Hong Kong: Economy, Society and Environment

Module Code: HIS-00037-H

Term Taught: T1-T2

Credits: 40

Tutor: David Clayton

Pre-requisites: Not available as an elective

In the post-war period Hong Kong, a colonial city-state comprising densely-populated built-up areas plus an agrarian hinterland, changed rapidly. A million or so new migrants arrived from China, and the population grew to four million by the 1960s. Industrialisation transformed the lives of these people. Wages rose. New goods were consumed. New abodes were built and new communities established.  People became healthier, and more knowledgeable. Social tensions were, despite an on-going civil war between competing mass Chinese political movements, low: riots and strikes occurred but were exceptional; levels of non-organised crime remained low. Kinship ties continued to bind. Cultural traditions were retained. However, many natural environments degraded, and terrible working conditions were endured by the masses. 

Scholars have accounted for these shifts using master narratives, of state-building, of market-integration, of group action, of evolving physical-cum-technological constraints. By concentrating on the history of three decades – the long 1950s, the 1960s, and the long 1970s – we consider these approaches. We think about how anthropologists, economists, geographers and sociologists categorised people and places, and how they plotted processes. We also place the urban development of Hong Kong in Chinese, imperial and global perspectives. We break new ground; historical work on the historical geography, the economic history and the social history of post-war Hong Kong is in its infancy.

We use a range of sources to reconstruct social, economic and geographic events and processes: government reports, statistical series, correspondence and minutes; reports commissioned by non-government organisations based in Hong Kong and overseas; newspaper articles; the recollections and journals of individuals based in Hong Kong or travelling through it.

Learning Outcomes

Students who complete this module successfully should :

  • Be aware of the principal issues raised in the study of Hong Kong’s urban past;
  • Have a critical understanding of the development of multidisciplinary scholarship relating to modern Hong Kong; the work of economists, sociologists, anthropologists and geographers;
  • Have an ability to formulate and to present historical arguments in relation to Hong Kong’s economic, social and environmental history.
  • Have a detailed knowledge of, and an ability to critically to analyze, a representative selection of primary sources relating to the urban history of Hong Kong;
  • Have an awareness of the range of primary source materials, whether written or otherwise, that historians use to study Hong Kong’s economic, social and environmental history;
  • Have an awareness of the methodological issues that are raised by the collection, and analysis of such materials;
  • Have an ability to contextualise primary sources; and to weight their significance

Teaching Programme

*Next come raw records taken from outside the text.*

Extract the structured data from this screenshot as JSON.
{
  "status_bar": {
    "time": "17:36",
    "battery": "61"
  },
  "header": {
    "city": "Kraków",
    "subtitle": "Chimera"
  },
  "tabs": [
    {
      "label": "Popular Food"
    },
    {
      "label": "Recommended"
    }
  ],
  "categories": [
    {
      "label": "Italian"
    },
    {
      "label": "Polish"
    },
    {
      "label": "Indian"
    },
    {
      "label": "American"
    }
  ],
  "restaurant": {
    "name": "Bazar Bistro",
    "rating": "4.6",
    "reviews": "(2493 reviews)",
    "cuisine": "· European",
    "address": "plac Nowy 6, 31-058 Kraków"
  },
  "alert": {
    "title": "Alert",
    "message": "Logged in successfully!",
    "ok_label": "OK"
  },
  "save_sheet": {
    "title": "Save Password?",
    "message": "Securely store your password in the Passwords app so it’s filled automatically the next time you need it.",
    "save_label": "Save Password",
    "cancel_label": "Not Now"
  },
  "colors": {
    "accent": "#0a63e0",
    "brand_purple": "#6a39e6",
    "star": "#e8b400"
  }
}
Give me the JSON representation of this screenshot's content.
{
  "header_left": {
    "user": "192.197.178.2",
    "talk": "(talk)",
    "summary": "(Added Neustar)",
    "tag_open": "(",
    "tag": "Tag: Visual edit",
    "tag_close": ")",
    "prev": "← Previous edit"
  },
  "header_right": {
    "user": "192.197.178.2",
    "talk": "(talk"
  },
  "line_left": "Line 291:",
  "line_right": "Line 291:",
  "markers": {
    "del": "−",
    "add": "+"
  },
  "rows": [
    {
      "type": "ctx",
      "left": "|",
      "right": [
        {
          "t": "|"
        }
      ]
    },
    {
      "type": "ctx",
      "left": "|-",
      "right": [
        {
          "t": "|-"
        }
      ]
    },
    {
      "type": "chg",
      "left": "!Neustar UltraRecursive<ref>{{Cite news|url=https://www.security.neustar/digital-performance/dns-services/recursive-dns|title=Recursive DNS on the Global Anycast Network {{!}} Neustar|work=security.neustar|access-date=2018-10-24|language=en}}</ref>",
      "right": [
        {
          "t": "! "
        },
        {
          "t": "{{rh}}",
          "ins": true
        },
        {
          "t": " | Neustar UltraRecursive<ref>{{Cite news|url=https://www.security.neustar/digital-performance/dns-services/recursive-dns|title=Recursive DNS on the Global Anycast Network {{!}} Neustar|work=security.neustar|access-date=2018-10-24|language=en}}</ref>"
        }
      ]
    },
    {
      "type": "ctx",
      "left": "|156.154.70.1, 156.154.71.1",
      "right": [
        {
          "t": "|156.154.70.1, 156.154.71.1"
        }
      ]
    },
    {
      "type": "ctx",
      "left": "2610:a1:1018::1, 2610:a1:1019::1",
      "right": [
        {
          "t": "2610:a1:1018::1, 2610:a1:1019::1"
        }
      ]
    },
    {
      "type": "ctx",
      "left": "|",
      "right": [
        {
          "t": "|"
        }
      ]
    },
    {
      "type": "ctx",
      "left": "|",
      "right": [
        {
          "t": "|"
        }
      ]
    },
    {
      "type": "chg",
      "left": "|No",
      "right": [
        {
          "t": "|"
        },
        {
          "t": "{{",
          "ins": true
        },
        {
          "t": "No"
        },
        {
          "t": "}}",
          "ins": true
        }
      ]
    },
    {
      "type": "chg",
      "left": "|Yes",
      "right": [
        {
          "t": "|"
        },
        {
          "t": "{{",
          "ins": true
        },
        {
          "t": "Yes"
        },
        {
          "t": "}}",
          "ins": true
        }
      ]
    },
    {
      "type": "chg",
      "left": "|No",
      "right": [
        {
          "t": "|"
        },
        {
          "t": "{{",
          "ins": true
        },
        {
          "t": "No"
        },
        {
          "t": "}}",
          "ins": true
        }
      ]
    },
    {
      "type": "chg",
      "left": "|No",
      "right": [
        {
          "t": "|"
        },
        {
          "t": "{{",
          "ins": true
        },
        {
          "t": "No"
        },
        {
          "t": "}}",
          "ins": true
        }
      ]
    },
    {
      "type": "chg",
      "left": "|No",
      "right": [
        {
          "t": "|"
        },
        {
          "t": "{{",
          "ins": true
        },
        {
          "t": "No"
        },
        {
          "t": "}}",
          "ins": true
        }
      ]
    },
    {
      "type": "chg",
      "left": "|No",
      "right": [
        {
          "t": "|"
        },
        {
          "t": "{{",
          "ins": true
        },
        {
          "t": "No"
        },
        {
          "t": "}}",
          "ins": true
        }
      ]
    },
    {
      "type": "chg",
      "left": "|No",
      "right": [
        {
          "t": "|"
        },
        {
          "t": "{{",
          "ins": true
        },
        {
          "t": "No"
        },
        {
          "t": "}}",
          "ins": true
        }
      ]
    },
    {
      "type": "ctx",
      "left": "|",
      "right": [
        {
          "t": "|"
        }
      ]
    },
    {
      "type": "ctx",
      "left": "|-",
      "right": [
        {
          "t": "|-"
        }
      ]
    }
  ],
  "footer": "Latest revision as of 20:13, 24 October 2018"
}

Special Subjects are taught over seventeen weekly three hour seminar sessions, eight in the autumn term and nine in the spring term. Students will be required to write one procedural piece of work during the course of the autumn term for which they will receive written feedback with an opportunity to discuss the essay at student hours.

Seminars will deal with the following:

  1. An introduction
  2. Environment: Historical Geographies
  3. Environment: Cultural Geographies
  4. Environment: Polities I
  5. Environment: Polities II
  6. Environment: Materiality I
  7. Environment: Materiality II
  8. Society: Family I
  9. Society: Family II
  10. Society: Business I
  11. Society: Business II
  12. Society: Workers I
  13. Society: Workers II
  14. Economy: Measurement I
  15. Economy: Measurement II
  16. Economy: Women I
  17. Economy: Women II
  18. Economy: The State


Paper I: three hour closed exam dealing with themes and issues

Paper II: 5000 word essay dealing with source material

These assessments will take place during the Summer term assessment period

Preliminary Reading

  • Roger Buckley, Hong Kong: The Road to 1997. Cambridge: Cambridge University Press, 1997. Useful for post-war years of growth: some urban history
  • Steve Tsang, A Modern history of Hong Kong, 1841-1997. London, 2007. For political and social background
  • John Carroll, A Concise history of Hong Kong. Hong Kong University Press, 2007.  For cultural and social background
  • E. B. Endacott, A History of Hong Kong. Hong Kong: Oxford University Press, 1974. An old account, but still the most accessible and interesting overviews of Hong Kong’s history to 1940: good on social and economic shifts